Input data =>
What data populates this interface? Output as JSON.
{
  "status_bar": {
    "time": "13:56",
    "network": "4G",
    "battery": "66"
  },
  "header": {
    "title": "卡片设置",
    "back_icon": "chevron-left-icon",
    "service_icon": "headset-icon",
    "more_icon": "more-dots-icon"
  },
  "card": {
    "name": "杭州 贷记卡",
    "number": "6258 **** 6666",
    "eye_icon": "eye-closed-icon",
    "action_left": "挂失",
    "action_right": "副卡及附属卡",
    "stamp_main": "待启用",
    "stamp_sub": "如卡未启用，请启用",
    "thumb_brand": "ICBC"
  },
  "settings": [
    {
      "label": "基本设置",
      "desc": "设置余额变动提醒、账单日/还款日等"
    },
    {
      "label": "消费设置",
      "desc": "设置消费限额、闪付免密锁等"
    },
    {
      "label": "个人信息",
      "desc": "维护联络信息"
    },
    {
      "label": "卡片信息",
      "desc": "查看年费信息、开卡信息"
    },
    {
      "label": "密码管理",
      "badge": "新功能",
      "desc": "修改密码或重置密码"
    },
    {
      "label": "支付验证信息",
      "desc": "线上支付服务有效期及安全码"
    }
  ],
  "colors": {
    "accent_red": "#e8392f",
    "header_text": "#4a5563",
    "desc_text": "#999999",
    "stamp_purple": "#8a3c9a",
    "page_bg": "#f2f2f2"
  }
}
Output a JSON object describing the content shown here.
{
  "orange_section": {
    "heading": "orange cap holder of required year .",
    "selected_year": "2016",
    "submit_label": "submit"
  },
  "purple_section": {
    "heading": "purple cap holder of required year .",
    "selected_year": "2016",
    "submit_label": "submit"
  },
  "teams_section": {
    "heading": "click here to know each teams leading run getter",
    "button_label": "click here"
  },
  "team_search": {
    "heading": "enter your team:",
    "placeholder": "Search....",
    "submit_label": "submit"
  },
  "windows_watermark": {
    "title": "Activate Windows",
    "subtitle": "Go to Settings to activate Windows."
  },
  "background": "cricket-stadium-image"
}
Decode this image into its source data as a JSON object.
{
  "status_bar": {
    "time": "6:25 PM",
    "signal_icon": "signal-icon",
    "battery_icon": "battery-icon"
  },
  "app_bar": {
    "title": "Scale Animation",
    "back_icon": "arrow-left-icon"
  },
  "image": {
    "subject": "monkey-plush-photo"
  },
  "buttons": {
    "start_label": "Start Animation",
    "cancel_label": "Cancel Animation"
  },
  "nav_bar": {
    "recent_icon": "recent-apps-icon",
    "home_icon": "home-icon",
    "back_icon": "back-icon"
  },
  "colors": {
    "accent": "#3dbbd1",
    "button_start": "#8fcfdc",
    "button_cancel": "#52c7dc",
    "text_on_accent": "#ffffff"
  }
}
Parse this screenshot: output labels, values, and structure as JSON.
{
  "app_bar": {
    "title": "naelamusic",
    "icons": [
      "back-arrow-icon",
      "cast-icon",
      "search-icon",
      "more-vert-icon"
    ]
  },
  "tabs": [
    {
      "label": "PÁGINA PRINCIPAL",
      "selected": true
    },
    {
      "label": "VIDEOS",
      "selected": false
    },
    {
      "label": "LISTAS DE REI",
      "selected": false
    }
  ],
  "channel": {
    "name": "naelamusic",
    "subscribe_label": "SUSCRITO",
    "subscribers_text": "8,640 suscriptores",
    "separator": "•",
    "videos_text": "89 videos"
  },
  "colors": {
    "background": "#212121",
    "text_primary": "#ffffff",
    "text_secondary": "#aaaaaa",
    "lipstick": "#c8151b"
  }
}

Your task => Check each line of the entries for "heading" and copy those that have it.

Your solution =>
    "heading": "orange cap holder of required year .",
    "heading": "purple cap holder of required year .",
    "heading": "click here to know each teams leading run getter",
    "heading": "enter your team:",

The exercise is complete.